|Appears in Collections:||Faculty of Health Sciences and Sport Journal Articles|
|Peer Review Status:||Refereed|
|Title:||Out-of-hospital cardiac arrest survival in international airports|
|Other Titles:||Out-of-hospital cardiac arrest survival in international airports|
|Keywords:||out-of-hospital cardiac arrest resuscitation international|
|Citation:||Masterson S, McNally B, Cullinan J, Vellano K, Escutnaire J, Fitzpatrick D, Perkins G, Koster R, Nakajima Y, Pemberton K, Quinn M, Smith K, Bergbor J, Stromsoe A, Tandan M & Vellinga A (2018) Out-of-hospital cardiac arrest survival in international airports, Resuscitation.|

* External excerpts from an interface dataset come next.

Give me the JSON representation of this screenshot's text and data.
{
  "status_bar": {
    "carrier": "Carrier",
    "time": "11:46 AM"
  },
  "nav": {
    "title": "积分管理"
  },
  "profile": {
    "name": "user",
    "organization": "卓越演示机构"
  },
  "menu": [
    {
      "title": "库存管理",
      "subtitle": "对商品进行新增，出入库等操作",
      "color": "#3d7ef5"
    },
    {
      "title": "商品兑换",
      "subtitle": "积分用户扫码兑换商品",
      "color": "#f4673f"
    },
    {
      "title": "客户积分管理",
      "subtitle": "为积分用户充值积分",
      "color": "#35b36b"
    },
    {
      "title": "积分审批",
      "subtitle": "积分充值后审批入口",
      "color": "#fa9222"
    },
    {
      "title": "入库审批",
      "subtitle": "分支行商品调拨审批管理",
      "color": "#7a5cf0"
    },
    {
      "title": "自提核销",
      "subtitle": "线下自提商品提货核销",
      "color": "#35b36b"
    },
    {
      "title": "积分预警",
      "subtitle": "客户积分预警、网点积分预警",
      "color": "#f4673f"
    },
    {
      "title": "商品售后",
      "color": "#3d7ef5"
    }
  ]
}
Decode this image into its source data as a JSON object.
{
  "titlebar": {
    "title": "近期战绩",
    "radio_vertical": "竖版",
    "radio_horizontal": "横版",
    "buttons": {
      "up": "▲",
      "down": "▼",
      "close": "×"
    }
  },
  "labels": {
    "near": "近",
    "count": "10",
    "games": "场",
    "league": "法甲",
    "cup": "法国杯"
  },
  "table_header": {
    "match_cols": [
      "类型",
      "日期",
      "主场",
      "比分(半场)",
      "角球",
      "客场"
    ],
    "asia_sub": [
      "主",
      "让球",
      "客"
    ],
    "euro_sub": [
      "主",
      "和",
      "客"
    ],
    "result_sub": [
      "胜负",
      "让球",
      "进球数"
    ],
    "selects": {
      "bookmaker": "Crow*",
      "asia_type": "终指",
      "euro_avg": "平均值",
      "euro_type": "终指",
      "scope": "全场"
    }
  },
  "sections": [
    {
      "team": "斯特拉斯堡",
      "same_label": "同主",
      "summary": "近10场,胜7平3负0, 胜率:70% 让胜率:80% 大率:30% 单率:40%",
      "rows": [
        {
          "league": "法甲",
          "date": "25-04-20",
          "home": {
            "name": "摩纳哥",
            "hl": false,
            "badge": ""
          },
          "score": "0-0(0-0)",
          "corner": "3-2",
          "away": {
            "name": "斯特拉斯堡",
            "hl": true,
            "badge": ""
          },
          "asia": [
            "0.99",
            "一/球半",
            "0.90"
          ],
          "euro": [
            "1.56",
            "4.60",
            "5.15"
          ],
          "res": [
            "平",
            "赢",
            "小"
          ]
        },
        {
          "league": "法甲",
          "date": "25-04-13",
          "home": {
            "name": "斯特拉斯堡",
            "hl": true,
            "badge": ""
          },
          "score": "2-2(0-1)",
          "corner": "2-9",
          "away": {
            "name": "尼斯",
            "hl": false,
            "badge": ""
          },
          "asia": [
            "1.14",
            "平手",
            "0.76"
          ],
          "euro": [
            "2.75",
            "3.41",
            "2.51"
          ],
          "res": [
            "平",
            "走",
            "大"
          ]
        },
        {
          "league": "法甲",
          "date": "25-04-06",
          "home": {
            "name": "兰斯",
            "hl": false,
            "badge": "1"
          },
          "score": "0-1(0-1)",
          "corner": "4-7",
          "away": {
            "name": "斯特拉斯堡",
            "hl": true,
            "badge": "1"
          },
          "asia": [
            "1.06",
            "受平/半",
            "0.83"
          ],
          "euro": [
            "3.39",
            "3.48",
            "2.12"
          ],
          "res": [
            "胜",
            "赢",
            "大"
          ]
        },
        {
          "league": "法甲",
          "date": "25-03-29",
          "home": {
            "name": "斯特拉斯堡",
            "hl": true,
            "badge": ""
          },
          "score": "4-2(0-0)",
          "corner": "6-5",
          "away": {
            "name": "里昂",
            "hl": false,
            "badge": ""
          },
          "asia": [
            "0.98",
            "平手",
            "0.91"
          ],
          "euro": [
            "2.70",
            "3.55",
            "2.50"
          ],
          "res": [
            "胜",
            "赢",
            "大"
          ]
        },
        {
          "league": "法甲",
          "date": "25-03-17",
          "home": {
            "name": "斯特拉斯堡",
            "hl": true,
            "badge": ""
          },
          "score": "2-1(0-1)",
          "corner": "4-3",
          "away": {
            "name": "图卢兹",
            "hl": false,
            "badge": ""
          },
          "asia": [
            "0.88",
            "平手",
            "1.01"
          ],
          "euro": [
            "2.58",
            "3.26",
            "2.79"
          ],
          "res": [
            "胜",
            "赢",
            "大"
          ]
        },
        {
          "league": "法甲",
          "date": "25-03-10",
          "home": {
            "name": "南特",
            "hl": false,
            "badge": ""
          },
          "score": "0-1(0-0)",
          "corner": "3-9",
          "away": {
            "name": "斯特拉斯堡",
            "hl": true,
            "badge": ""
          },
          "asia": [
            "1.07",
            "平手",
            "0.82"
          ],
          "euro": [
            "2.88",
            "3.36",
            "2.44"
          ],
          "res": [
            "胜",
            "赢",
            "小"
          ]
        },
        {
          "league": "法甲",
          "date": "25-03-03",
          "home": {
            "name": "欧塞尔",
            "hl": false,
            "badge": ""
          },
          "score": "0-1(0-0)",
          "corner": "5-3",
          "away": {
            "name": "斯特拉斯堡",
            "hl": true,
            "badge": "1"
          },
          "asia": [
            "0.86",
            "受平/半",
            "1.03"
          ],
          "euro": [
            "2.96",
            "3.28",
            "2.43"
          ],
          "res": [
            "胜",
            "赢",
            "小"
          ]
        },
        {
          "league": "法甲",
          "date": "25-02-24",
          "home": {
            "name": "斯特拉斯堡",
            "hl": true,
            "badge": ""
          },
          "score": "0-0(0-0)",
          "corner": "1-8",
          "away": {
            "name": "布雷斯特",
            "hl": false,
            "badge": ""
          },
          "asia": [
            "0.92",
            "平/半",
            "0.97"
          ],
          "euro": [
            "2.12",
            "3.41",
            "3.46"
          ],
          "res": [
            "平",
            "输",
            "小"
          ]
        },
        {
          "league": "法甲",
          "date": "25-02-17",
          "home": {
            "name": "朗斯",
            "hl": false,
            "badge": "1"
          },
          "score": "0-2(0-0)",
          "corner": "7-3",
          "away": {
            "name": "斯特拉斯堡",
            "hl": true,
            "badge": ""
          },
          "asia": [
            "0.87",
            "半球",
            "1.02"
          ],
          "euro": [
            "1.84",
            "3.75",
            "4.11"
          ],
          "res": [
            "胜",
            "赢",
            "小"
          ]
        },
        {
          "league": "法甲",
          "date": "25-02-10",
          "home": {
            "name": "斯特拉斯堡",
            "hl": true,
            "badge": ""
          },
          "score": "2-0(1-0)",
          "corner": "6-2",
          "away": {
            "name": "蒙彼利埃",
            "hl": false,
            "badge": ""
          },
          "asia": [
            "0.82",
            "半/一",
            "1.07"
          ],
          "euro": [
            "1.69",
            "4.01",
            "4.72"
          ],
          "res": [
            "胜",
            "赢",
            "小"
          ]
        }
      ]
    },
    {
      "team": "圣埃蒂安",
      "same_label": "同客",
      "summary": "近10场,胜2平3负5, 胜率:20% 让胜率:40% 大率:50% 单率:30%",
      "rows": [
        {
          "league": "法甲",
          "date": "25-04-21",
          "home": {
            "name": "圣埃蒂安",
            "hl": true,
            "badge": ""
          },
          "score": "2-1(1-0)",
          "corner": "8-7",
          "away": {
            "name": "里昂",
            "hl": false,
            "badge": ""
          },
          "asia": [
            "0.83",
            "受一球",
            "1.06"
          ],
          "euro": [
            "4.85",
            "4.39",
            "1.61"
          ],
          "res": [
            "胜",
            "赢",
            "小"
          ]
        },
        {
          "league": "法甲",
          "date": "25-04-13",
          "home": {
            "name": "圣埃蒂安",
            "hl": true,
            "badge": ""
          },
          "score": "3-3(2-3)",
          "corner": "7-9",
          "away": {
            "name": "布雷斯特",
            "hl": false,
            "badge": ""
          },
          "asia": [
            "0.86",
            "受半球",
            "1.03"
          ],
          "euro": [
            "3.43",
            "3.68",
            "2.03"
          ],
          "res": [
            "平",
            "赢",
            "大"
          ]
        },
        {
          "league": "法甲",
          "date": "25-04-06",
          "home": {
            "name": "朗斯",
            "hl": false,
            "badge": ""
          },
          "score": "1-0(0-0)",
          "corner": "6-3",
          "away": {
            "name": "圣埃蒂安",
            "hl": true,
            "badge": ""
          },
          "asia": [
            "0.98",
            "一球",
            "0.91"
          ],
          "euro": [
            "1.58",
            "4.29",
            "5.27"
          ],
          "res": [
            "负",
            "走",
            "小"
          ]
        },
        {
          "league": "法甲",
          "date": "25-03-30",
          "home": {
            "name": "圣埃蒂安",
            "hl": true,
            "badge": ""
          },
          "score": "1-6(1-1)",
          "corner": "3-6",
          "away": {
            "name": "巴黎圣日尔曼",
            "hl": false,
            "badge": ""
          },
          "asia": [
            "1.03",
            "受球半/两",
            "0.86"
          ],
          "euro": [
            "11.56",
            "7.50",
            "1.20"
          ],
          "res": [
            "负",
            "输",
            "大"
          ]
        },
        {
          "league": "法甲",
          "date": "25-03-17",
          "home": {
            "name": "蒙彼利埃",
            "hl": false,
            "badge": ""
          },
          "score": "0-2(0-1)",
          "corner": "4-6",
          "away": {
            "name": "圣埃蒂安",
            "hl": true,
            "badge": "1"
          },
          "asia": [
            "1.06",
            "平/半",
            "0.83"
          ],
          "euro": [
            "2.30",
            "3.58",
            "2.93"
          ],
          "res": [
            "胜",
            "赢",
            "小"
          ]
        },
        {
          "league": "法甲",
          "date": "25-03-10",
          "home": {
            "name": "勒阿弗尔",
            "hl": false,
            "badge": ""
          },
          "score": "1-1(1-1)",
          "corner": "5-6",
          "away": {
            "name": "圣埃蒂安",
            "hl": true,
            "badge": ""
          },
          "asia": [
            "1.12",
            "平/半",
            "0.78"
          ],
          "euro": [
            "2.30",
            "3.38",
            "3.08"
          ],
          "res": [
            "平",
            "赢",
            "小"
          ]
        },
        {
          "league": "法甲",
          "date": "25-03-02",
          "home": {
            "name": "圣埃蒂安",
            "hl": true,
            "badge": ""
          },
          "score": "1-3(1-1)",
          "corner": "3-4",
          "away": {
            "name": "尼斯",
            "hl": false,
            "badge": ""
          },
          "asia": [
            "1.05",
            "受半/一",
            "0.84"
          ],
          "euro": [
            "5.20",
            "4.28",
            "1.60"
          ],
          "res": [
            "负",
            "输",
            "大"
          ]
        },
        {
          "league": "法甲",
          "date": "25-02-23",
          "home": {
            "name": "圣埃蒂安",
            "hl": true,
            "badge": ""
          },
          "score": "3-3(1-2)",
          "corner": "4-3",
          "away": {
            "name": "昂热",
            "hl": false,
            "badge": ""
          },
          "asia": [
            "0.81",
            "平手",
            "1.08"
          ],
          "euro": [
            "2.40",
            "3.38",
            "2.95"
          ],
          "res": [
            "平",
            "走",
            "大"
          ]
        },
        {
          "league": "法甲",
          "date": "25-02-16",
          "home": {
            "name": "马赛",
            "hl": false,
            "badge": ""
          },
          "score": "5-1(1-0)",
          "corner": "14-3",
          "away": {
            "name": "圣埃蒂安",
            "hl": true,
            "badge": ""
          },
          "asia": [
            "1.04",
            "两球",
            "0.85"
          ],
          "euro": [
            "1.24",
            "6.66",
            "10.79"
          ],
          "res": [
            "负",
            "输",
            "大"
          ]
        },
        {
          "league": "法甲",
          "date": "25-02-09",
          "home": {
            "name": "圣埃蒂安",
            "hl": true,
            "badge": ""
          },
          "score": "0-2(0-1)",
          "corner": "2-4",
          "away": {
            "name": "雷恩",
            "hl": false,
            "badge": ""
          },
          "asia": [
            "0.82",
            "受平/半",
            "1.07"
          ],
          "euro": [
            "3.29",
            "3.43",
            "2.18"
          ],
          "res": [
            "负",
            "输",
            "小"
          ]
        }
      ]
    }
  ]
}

|Abstract:||Background The highest achievable survival rate following out-of-hospital cardiac arrest is unknown. Data from airports serving international destinations (international airports) provide the opportunity to evaluate the success of pre-hospital resuscitation in a relatively controlled but real-life environment. Methods This retrospective cohort study included all cases of out-of-hospital cardiac arrest at international airports with resuscitation attempted between January 1st, 2013 and December 31st, 2015. Crude incidence, patient, event characteristics and survival to hospital discharge/survival to 30 days (survival) were calculated. Mixed effect logistic regression analyses were performed to identify predictors of survival. Variability in survival between airports/countries was quantified using the median odds ratio. Results There were 800 cases identified, with an average of 40 per airport. Incidence was 0.024/100,000 passengers per year. Percentage survival for all patients was 32%, and 58% for patients with an initial shockable heart rhythm. In adjusted analyses, initial shockable heart rhythm was the strongest predictor of survival (odds ratio, 36.7; 95% confidence interval [CI], 15.5 to 87.0). In the bystander-witnessed subgroup, delivery of a defibrillation shock by a bystander was a strong predictor of survival (odds ratio 4.8; 95% CI, 3.0 to 7.8). Grouping of cases was significant at country level and survival varied between countries. Conclusions In international airports, there was 32% of patients survived an out-of-hospital cardiac arrest, substantially more than in the general population. Our analysis suggested similarity between airports within countries, but differences between countries. Systematic data collection and reporting is essential to ensure international airports continually maximise activities to increase survival.|
|Rights:||This item has been embargoed for a period. During the embargo please use the Request a Copy feature at the foot of the Repository record to request a copy directly from the author. You can only request a copy if you wish to use this work for your own research or private study.|
|Resuscitation.pdf||304.82 kB||Adobe PDF||Under Embargo until 15/3/2019 Request a copy|
Note: If any of the files in this item are currently embargoed, you can request a copy directly from the author by clicking the padlock icon above. However, this facility is dependent on the depositor still being contactable at their original email address.
This item is protected by original copyright
Items in the Repository are protected by copyright, with all rights reserved, unless otherwise indicated.
If you believe that any material held in STORRE infringes copyright, please contact email@example.com providing details and we will remove the Work from public display in STORRE and investigate your claim.